More than 21% of respondents said they prefer to receive a foreign-made vaccine instead of Russia's homegrown jab.
Inna Pogozheva of Samara said she does not know what to believe about the pandemic.
Her mother, an obstetrician-gynaecologist, died in November after being hospitalised with a COVID-19 referral based on a CT scan. Like many others, her death certificate made no mention of the coronavirus.
Pogozheva is appealing to have her mother's cause of death changed.
But despite experiencing the devastation of the virus up close, Pogozheva said she will not get vaccinated.
"Who the heck knows what they mixed in there?" she told The New York Times. "You can't trust anyone, especially when it comes to this situation."
Kremlin popularity falling
Undeterred by the facts on the ground, Russia is hoping for a geopolitical boost from the coronavirus pandemic, according to a report released by the Estonian Foreign Intelligence Service (EFIS) on February 17.
"The Kremlin believes that the pandemic will accelerate two trends that Russia itself is working to promote: a transition towards multipolarity in international relations and declining Western influence on the global stage," the report said.

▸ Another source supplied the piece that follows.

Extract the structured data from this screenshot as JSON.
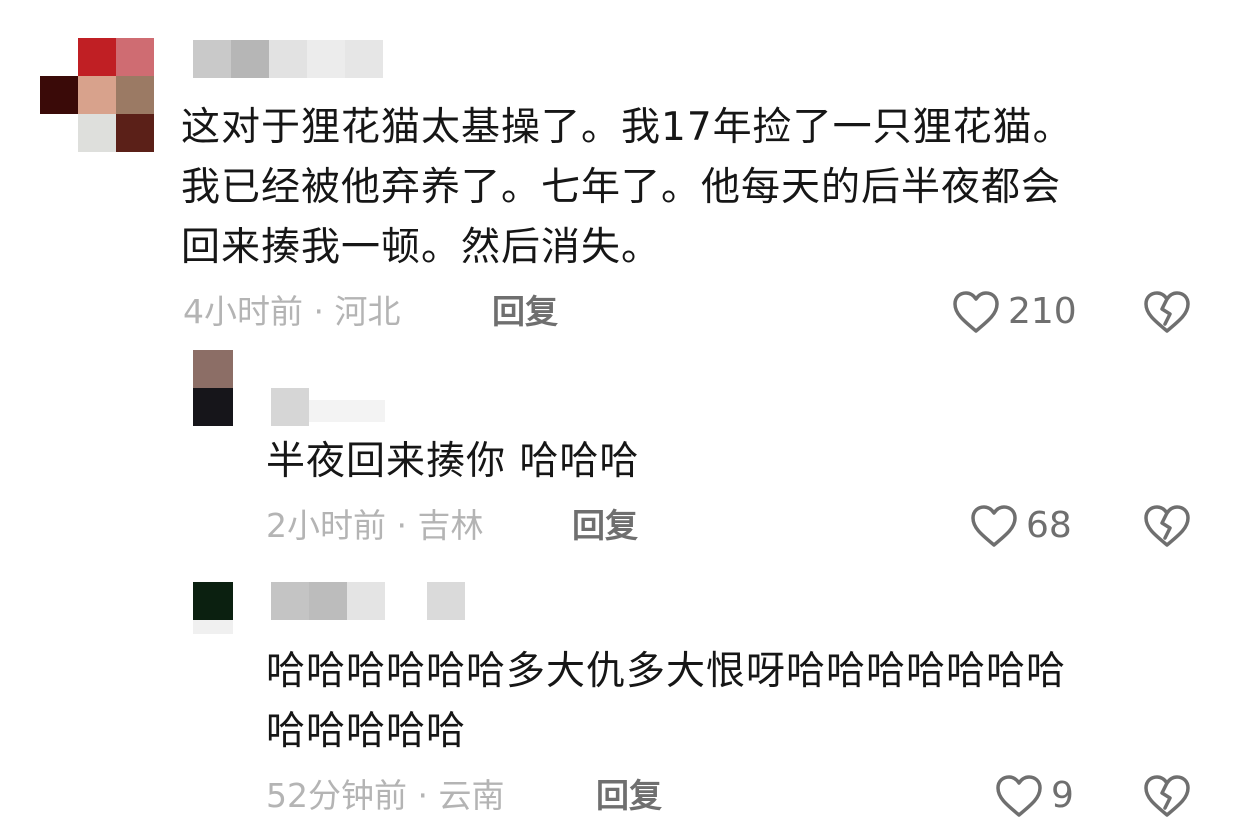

Putin expects "the global epidemic [to] force the West to focus on domestic policy and economic problems, cause populist and extremist movements to emerge, and ultimately undermine the values-based and institutional unity of Western societies".
"Russia is prepared to add fuel to the flames to encourage these trends," it added.
To fan those flames, the Kremlin has unleashed a massive propaganda campaign to promote its Sputnik V vaccine, in tandem with campaigns smearing Western-made vaccines.
The Kremlin's disinformation campaigns mostly target audiences outside Russia, while at home rising poverty, rampant corruption, extreme inequality and political suppression are fuelling discontent with Putin's leadership.
The Russian regime has also sought to use its political, economic and military leverage to destabilise its smaller neighbours, many of them former Soviet states, and to prevent their integration with Euro-Atlantic organisations, the EFIS said.
These geopolitical games can be seen in Belarus, the territories of Crimea and Donbass in Ukraine -- where Russia is amassing troops, Abkhazia and South Ossetia of Georgia, the Nagorno-Karabakh conflict between Azerbaijan and Armenia, and in the political unrest last year in Kyrgyzstan.